> **Available records**
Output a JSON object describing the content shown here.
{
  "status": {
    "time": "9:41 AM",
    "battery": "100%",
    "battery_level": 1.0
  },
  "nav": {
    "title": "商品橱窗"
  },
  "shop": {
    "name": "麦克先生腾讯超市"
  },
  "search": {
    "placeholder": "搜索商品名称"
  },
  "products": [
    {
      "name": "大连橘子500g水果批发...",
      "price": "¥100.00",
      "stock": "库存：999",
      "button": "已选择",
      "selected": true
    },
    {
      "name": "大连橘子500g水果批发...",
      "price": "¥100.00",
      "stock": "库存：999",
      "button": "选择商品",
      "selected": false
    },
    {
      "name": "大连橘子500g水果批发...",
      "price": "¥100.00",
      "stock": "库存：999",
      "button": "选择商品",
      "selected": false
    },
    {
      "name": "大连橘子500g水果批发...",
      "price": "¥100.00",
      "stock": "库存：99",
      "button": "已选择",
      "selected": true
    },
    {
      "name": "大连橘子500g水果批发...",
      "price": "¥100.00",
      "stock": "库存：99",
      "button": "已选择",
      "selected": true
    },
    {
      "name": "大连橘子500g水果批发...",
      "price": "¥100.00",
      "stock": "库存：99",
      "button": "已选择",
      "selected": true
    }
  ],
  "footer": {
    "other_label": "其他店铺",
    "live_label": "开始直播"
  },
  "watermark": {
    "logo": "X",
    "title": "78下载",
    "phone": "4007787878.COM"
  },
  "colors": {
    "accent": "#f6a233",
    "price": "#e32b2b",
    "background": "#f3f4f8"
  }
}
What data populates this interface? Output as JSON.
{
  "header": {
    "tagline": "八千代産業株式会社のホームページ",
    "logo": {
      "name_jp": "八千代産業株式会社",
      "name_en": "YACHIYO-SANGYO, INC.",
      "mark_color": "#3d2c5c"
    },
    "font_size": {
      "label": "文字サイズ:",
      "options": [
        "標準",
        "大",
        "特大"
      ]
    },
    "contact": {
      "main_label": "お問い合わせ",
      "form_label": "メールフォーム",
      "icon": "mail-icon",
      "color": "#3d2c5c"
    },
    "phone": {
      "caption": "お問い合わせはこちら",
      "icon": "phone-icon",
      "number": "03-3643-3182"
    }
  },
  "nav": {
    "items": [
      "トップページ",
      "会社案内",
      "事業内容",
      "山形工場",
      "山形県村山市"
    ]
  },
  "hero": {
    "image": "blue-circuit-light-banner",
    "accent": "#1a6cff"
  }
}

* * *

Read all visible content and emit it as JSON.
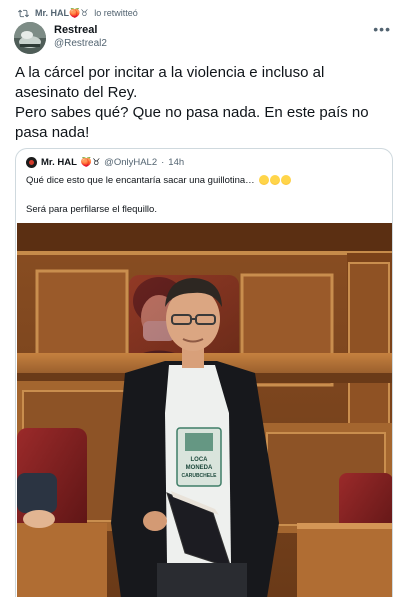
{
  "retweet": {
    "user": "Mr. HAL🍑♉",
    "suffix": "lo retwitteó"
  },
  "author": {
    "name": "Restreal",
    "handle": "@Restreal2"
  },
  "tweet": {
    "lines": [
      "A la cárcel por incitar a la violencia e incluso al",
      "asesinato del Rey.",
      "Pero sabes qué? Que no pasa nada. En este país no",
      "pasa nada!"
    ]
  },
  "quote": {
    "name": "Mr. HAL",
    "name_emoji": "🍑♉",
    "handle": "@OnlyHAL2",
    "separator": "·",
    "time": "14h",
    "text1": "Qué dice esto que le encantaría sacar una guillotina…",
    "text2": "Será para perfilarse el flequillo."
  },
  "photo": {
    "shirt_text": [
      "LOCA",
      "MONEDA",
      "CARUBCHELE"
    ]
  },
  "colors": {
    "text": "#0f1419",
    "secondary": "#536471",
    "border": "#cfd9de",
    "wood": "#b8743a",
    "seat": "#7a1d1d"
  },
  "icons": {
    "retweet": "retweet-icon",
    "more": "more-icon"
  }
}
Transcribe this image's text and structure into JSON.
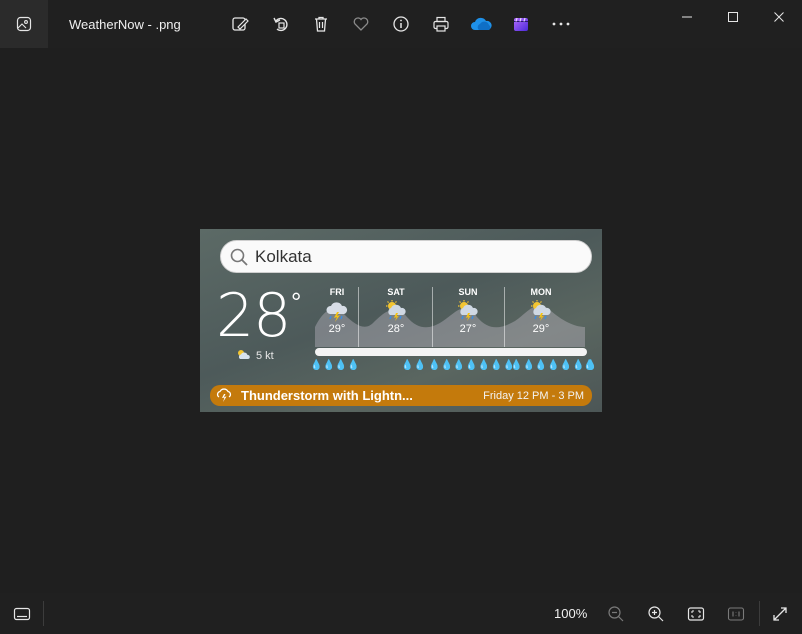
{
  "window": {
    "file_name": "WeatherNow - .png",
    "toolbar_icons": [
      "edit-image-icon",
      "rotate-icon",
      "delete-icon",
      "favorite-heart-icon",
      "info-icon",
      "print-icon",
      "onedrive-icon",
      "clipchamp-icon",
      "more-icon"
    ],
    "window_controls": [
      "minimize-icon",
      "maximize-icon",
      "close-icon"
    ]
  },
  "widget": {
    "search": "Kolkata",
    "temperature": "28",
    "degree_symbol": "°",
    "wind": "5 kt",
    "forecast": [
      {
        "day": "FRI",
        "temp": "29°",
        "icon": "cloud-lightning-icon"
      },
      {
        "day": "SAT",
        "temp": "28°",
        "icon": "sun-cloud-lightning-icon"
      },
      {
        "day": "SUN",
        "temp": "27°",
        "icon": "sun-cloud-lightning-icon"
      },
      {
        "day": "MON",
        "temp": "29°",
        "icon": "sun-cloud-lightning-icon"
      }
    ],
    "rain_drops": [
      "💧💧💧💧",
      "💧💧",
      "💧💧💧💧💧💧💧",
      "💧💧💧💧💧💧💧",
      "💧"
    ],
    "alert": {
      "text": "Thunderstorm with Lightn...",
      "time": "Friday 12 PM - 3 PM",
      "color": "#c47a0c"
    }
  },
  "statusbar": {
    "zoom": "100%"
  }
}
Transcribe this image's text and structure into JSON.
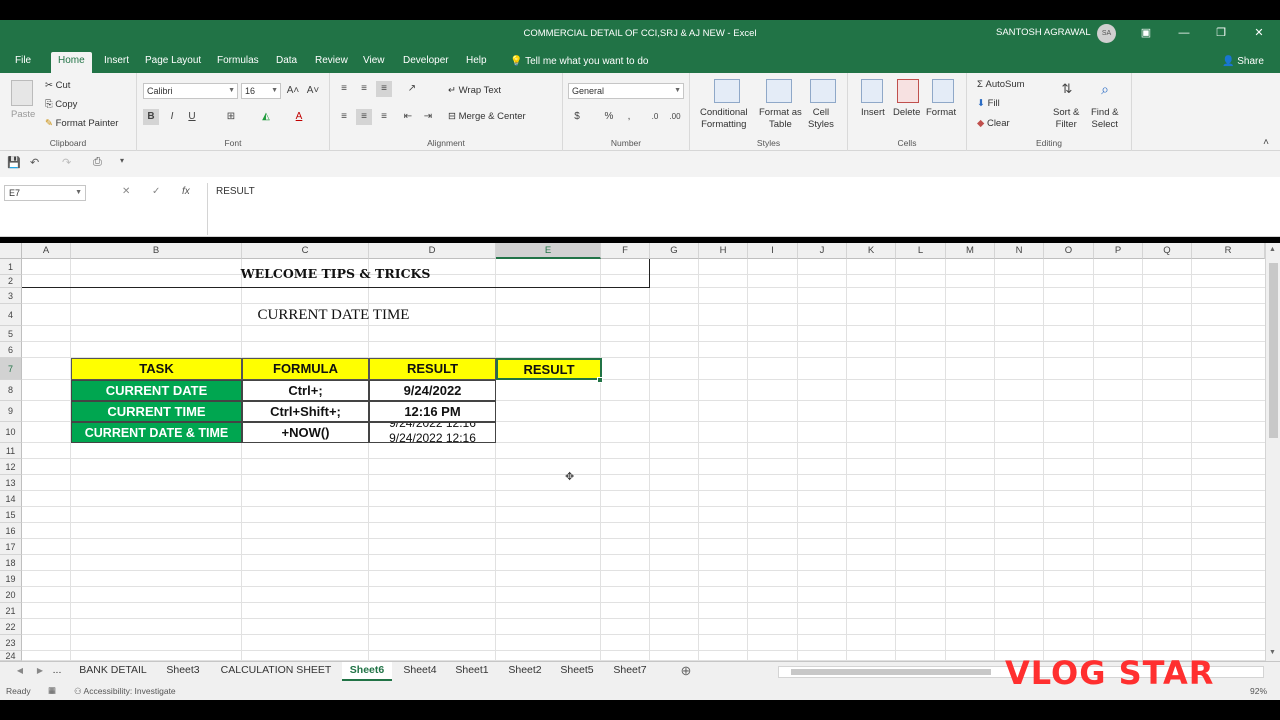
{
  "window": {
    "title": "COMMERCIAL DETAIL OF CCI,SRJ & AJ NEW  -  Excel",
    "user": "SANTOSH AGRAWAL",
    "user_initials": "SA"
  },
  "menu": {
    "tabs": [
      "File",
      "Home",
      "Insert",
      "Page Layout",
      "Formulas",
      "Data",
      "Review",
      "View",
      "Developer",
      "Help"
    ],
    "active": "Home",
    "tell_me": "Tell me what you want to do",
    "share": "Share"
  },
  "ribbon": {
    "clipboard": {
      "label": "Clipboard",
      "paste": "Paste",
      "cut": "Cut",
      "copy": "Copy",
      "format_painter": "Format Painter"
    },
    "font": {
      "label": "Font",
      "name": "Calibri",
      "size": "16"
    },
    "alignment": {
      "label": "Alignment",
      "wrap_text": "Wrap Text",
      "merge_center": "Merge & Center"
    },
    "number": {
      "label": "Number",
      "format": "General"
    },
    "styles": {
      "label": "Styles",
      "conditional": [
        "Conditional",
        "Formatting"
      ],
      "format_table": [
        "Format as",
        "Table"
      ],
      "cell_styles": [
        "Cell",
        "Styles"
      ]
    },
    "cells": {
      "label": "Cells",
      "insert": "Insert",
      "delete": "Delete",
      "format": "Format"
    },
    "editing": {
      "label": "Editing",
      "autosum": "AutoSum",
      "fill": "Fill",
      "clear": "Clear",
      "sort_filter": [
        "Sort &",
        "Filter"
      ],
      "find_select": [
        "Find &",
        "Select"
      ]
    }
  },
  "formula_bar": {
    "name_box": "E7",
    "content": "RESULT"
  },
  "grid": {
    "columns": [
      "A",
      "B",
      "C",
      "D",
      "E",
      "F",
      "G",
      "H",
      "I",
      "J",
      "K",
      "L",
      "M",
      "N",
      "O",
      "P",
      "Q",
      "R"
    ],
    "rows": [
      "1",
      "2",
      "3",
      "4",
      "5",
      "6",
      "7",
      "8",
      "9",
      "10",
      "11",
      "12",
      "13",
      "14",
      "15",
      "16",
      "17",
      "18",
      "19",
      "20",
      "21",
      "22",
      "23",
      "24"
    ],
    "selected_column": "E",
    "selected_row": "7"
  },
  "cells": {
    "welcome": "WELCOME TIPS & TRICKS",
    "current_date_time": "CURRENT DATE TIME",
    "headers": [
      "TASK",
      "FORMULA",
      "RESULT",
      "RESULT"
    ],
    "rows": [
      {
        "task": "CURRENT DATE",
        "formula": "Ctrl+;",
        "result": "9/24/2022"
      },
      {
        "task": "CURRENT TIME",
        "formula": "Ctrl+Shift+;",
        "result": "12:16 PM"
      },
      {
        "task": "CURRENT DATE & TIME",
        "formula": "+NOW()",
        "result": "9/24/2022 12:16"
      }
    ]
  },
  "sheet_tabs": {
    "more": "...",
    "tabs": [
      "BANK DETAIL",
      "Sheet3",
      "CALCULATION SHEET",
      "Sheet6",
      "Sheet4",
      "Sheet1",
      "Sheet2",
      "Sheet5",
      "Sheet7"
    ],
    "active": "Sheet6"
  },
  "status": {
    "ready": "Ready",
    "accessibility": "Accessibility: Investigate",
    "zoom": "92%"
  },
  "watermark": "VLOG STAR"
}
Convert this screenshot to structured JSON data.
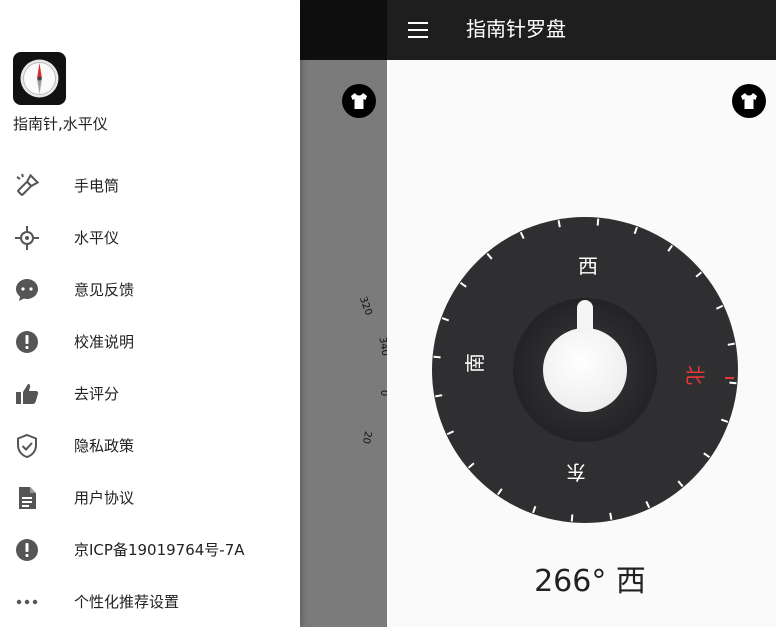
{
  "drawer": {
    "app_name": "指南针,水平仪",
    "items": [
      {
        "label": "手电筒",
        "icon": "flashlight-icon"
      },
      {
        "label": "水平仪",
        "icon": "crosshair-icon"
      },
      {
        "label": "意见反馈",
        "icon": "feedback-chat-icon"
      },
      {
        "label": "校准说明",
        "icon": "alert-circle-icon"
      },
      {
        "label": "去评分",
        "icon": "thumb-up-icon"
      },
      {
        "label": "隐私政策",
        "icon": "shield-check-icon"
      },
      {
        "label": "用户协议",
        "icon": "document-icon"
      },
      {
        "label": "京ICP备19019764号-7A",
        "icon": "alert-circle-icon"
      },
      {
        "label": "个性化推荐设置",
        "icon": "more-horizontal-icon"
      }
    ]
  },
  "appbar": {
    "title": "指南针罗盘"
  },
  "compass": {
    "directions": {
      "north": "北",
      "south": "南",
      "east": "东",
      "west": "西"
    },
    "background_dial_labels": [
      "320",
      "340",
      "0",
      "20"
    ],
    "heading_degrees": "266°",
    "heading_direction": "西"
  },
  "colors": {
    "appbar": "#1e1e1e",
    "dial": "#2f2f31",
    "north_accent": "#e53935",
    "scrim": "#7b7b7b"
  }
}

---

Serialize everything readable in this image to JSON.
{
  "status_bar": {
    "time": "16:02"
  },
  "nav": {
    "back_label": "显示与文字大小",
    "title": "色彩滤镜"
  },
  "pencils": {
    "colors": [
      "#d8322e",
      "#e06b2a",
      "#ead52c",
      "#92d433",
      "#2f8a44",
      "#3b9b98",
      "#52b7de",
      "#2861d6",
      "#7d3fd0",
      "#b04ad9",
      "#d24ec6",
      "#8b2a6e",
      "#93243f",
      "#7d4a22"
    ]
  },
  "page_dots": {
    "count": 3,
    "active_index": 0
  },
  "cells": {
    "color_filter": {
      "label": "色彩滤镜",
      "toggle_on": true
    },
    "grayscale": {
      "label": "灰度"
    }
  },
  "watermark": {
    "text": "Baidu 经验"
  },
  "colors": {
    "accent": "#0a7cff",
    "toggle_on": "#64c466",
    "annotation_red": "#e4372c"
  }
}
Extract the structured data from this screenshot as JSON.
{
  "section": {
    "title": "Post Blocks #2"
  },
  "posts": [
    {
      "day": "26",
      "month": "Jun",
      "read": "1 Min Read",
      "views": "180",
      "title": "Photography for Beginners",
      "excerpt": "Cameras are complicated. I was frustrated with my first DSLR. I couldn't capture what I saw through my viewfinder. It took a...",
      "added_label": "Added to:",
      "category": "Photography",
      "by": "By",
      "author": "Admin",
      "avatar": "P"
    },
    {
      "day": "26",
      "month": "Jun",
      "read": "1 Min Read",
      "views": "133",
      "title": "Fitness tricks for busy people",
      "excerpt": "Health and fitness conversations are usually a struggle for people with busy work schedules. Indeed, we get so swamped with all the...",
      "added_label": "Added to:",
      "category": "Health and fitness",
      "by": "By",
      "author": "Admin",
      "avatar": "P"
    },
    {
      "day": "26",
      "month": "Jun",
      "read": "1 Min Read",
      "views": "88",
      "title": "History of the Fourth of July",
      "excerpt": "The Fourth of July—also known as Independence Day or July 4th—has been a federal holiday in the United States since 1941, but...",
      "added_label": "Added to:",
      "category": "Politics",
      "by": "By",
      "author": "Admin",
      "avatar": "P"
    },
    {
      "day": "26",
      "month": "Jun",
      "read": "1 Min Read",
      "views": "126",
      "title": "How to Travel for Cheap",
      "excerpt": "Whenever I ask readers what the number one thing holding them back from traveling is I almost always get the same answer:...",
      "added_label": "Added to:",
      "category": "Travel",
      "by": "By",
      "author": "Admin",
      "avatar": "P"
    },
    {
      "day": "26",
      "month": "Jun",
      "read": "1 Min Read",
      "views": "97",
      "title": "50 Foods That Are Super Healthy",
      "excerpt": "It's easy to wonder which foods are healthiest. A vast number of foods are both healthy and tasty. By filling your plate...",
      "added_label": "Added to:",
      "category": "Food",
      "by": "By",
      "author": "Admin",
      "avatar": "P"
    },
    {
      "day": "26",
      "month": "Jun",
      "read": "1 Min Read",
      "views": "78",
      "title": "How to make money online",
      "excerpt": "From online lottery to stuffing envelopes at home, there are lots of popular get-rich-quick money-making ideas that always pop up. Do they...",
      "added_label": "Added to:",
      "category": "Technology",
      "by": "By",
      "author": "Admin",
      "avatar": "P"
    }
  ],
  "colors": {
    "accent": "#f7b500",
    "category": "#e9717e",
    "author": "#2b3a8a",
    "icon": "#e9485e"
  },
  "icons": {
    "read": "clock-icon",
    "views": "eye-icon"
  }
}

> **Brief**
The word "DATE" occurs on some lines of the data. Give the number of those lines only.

> **Answer to the problem**
3